The second section of the tossing area has items containing gluten, including croutons and pita chips. The staffer at this station will add these finishing items, toss salads, press tortillas and roll wraps. The staff member will place completed salads and wraps in disposable, recyclable containers — with lime green bottoms and clear tops — which are handed to customers at the cash register.
Supporting the front-of-the-house action is a back-of-the-house prep area. Since Salata’s menu consists of mostly cold items, 80 percent to 90 percent of the prep work occurs before 10 a.m. Staff place prepped ingredients into cold storage and access them when necessary.
As a salad concept, the chain’s prep focuses on cleaning and cutting vegetables. The simple and efficient cold prep station consists of two six-foot work tables and two vegetable sinks. Smallwares include knives and cutting boards, as well as various “slicers and dicers,” Laborde says.
In certain instances, Salata staffers will cut produce by hand. For example, try machine dicing out-of-season strawberries, and you’ll end up with strawberry jam, Laborde notes. Other times, Salata simply prefers that its produce be hand cut. While it may take longer, he adds, hand cutting reinforces the Salata experience by producing food that looks and feels more authentic and less processed.
This approach also gives team members more ownership of the product, Laborde notes. By doing the work themselves, staffers become more invested in the quality of the food they serve. Ownership is driven home by an interesting rule of thumb in Salata’s operations: The person who prepped the ingredient in the morning is the same one who serves it on the line.

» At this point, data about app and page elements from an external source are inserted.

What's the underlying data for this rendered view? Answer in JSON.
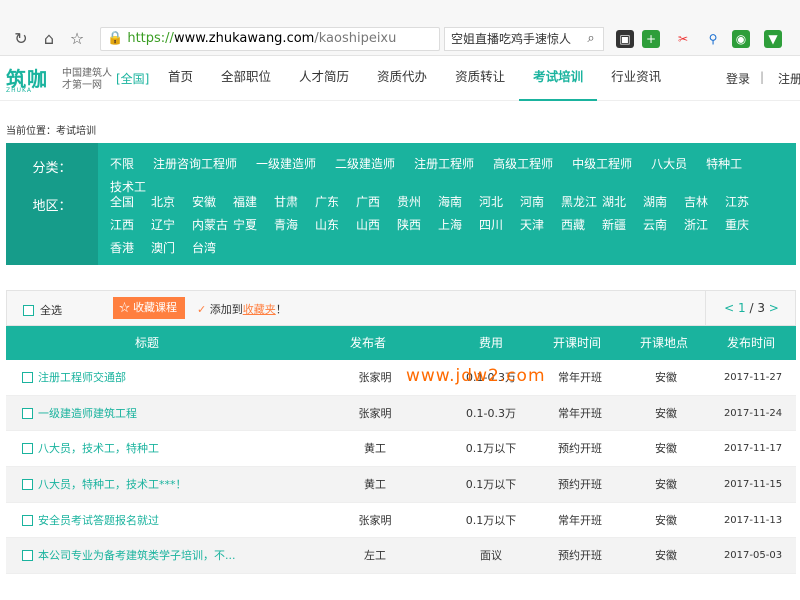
{
  "browser": {
    "url_https": "https://",
    "url_host": "www.zhukawang.com",
    "url_path": "/kaoshipeixu",
    "search_text": "空姐直播吃鸡手速惊人"
  },
  "header": {
    "logo_text": "筑咖",
    "logo_sub": "ZHUKA",
    "slogan": "中国建筑人才第一网",
    "region": "[全国]",
    "nav": [
      "首页",
      "全部职位",
      "人才简历",
      "资质代办",
      "资质转让",
      "考试培训",
      "行业资讯"
    ],
    "active_nav": "考试培训",
    "login": "登录",
    "separator": "|",
    "register": "注册"
  },
  "breadcrumb": "当前位置：考试培训",
  "filter": {
    "category_label": "分类：",
    "categories": [
      "不限",
      "注册咨询工程师",
      "一级建造师",
      "二级建造师",
      "注册工程师",
      "高级工程师",
      "中级工程师",
      "八大员",
      "特种工",
      "技术工"
    ],
    "region_label": "地区：",
    "regions": [
      "全国",
      "北京",
      "安徽",
      "福建",
      "甘肃",
      "广东",
      "广西",
      "贵州",
      "海南",
      "河北",
      "河南",
      "黑龙江",
      "湖北",
      "湖南",
      "吉林",
      "江苏",
      "江西",
      "辽宁",
      "内蒙古",
      "宁夏",
      "青海",
      "山东",
      "山西",
      "陕西",
      "上海",
      "四川",
      "天津",
      "西藏",
      "新疆",
      "云南",
      "浙江",
      "重庆",
      "香港",
      "澳门",
      "台湾"
    ]
  },
  "toolbar": {
    "select_all": "全选",
    "fav_button": "收藏课程",
    "hint_prefix": "添加到",
    "hint_link": "收藏夹",
    "hint_suffix": "！",
    "page_current": "1",
    "page_sep": " / ",
    "page_total": "3",
    "prev": "<",
    "next": ">"
  },
  "table": {
    "headers": [
      "标题",
      "发布者",
      "费用",
      "开课时间",
      "开课地点",
      "发布时间"
    ],
    "rows": [
      {
        "title": "注册工程师交通部",
        "publisher": "张家明",
        "fee": "0.1-0.3万",
        "time": "常年开班",
        "place": "安徽",
        "date": "2017-11-27"
      },
      {
        "title": "一级建造师建筑工程",
        "publisher": "张家明",
        "fee": "0.1-0.3万",
        "time": "常年开班",
        "place": "安徽",
        "date": "2017-11-24"
      },
      {
        "title": "八大员，技术工，特种工",
        "publisher": "黄工",
        "fee": "0.1万以下",
        "time": "预约开班",
        "place": "安徽",
        "date": "2017-11-17"
      },
      {
        "title": "八大员，特种工，技术工***！",
        "publisher": "黄工",
        "fee": "0.1万以下",
        "time": "预约开班",
        "place": "安徽",
        "date": "2017-11-15"
      },
      {
        "title": "安全员考试答题报名就过",
        "publisher": "张家明",
        "fee": "0.1万以下",
        "time": "常年开班",
        "place": "安徽",
        "date": "2017-11-13"
      },
      {
        "title": "本公司专业为备考建筑类学子培训，不...",
        "publisher": "左工",
        "fee": "面议",
        "time": "预约开班",
        "place": "安徽",
        "date": "2017-05-03"
      }
    ]
  },
  "watermark": "www.jdw2.com",
  "colors": {
    "accent": "#1ab39e",
    "orange": "#ff7f3f"
  }
}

“If I’m going to cut up mushy tomatoes, I’m going to have to look you in the face and put them on your salad,” Laborde says. “I think part of that subliminally helps. We have staff all the time say, ‘No, no, no. This isn’t right.’”
While the cold prep setup generally remains the same after the redesign, the hot prep has changed significantly. The area used to have three pieces of hot equipment: a grill, a conventional oven and a two-burner range. Now, the grill and conventional oven have been replaced by a single combi oven.
The chain uses the combi to do nearly all of its cooking, including crisping pita chips, baking chicken and even poaching salmon. It also makes it easier for Salata to roll out new menu items. After developing a recipe that uses the combi oven, Salata’s culinary team can email it. Then, staff at each location can load the new recipe into the combi ovens using a thumb drive.
At that point, all staffers need to do to deploy a new item is season the food, place it in the oven and push a few buttons on the control panel. “As a product development person, it’s the coolest thing ever,” says Laborde.
With the chain’s new prototype in place, Salata is nearing the point of selling franchised stores once again. It initially will focus on building out its footprint in Texas, as well as in Chicago and Los Angeles, where it also has stores, says Laborde.
In addition to the new prototype, any franchisees that come on board during this period will also benefit from the work Salata has done to improve its franchisee system. One highlight of this system is the creation of corporate training centers. These centers will allow the chain to get new franchisees up to speed easily and train/retrain managers quickly. They will also serve as miniature corporate offices to their markets, providing whatever support they can.
The chain has ambitious goals and has done all it can to make them reachable. In doing so, this next-generation salad bar could be the next big thing in healthy eating.